Dirs/prods: Kristina Grozeva, Petar Valchanov. Bulgaria/Greece, 2016. 101 mins


An honest, decent man doesn’t stand a chance in a society steeped in corruption and devoid of conscience. That’s the stark message from Glory (Slava), another stiletto-sharp report on the state of modern Bulgaria from the directors of the equally tense and insightful The Lesson.

Glory has a premise that Frank Capra or Preston Sturges might have loved

The new film once again takes a simple incident and allows the escalating consequences to unfold, stoking a growing sense of unease and outrage in the viewer. Kristina Grozeva and Petar Valchanov have a rare ability to make gripping, politically charged drama that is entirely accessible. Critical support should allow a healthy festival life for Glory and encourage distributors to build on the success of The Lesson.

Glory has a premise that Frank Capra or Preston Sturges might have loved. Humble railway linesman Tzanko Petrov (Stefan Denolyubov) is walking the tracks one morning when he discovers bundles of banknotes. He does the right thing and reports his find to the police. He is hailed as a hero (but mocked as a fool by his colleagues) and a service is arranged to express the gratitude of the Ministry Of Transport and present him with a watch. 

Tzanko is not the poster boy the Ministry might have chosen. Bedraggled, unkempt, he looks like an unmade bed and has an extravagant bird’s nest of a beard. He lives a quiet life, tending to his beloved rabbits and has a crippling stammer. He still represents a gift horse for harassed PR spin doctor Julia Staykova (Margita Gosheva) who is desperate for some good news to distract from allegations of corruption being levelled at the Ministry.

On the day of the presentation, Julia removes Tzanko’s engraved, family heirloom watch -the Slava brand of the film’s Bulgarian title - so he can received his prize. When the watch goes missing, it turns the heat up a little further in a plot that is designed to show a society that seems to be lacking in simple human decency and common courtesy.

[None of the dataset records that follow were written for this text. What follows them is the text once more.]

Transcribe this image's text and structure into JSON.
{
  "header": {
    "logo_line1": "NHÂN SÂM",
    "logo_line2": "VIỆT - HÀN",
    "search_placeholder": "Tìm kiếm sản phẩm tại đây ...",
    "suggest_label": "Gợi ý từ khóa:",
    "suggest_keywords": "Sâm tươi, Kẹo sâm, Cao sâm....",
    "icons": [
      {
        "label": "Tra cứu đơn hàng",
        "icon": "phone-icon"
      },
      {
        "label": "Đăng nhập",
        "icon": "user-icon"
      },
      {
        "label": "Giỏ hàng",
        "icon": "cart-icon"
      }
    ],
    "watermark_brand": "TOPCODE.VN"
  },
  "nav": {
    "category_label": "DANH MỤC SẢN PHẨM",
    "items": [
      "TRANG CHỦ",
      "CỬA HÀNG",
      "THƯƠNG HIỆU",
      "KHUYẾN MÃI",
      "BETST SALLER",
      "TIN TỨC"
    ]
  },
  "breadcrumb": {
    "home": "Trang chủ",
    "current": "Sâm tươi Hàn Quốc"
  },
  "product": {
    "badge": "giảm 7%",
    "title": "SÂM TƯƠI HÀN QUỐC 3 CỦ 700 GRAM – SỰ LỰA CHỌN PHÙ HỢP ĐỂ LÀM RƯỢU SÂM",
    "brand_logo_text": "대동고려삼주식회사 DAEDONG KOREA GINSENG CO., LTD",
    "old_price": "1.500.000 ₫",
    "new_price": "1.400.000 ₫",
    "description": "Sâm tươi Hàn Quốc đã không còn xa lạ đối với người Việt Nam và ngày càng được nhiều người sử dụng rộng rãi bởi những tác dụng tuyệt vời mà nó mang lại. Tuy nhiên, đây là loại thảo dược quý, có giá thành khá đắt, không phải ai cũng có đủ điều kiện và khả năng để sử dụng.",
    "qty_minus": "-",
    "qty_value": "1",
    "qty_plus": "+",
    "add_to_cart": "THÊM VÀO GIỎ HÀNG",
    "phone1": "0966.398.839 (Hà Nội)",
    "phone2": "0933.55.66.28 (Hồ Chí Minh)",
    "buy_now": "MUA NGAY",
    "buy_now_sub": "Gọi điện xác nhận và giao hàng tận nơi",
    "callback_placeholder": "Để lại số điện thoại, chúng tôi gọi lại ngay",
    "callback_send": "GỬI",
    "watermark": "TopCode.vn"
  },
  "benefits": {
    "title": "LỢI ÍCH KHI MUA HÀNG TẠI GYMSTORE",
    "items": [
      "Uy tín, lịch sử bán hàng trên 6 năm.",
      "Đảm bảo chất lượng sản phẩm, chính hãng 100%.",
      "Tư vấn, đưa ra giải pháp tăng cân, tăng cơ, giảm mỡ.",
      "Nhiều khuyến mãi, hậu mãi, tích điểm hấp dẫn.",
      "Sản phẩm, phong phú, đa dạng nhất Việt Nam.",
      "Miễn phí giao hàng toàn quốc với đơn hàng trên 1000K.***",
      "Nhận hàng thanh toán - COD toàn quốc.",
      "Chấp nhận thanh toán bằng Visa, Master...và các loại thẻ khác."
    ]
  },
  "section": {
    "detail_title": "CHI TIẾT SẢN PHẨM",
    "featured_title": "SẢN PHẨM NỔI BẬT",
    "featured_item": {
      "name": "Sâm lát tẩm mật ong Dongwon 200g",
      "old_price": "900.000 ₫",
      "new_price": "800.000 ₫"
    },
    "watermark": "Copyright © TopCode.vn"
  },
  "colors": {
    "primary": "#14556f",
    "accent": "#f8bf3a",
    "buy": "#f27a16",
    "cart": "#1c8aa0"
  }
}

If Tzanko and his watch embody the virtues of an earlier Bulgaria, then Julia is very much the ugly, implacable face of its present. Glory reunites Grozeva and Valchanov with their Lesson star Margita Gosheva, who doesn’t disappoint. Her Julia is a cold-hearted horror of a woman with an echo of Faye Dunaway’s ratings-focused Diana Christensen in Network. Nothing stands in the way of Julia’s own agenda. The way she handles a crisis, treats her husband and bosses her colleagues makes her the kind of rottweiler who would not seem out of place sharing an office with Malcolm Tucker in In The Thick Of It.

Gosheva plays the part to the hilt, never seeking to soften the character. The directors wisely avoid the temptation to make her more understandable via some revealing backstory. If anything, they work to make her less sympathetic with a secondary plot strand in which Julia is undergoing fertility treatment. The whole process is an inconvenient intrusion in her busy schedule, a fact constantly underlined as she takes calls during a medical consultation and forgets her daily injection. Gosheva is so good in the role that audiences will happily want to throttle the character.

Julia is just the most fully developed monster in the pack. Her colleagues mock Tzanko for his clothes and clumsiness. The Minister goes through the motions in their brief meeting. Nobody really cares until Tzanko speaks out on television about the authorities’ complicity in the theft of diesel and then a way must be found to silence him, whether that is through blackmail or worse. Expertly paced, Glory builds to a cleverly staged off-camera climax that perfectly caps everything that has gone before.

Production Companies: Abraxas Film, Graal Films, Screening Emotions, Aphoria Filmworks, Red Carpet

International sales: WIDE info@widemanagement.com

Screenplay: Kristina Grozeva, Petar Valchanov, Decho Taralezhkov

Cinematography: Krum Rodriguez

Editor: Petar Valchanov

Music: Hristo Namliev

Main cast: Stefan Denolyubov, Margita Gosheva, Kitodar Todorov, Milko Lazarov.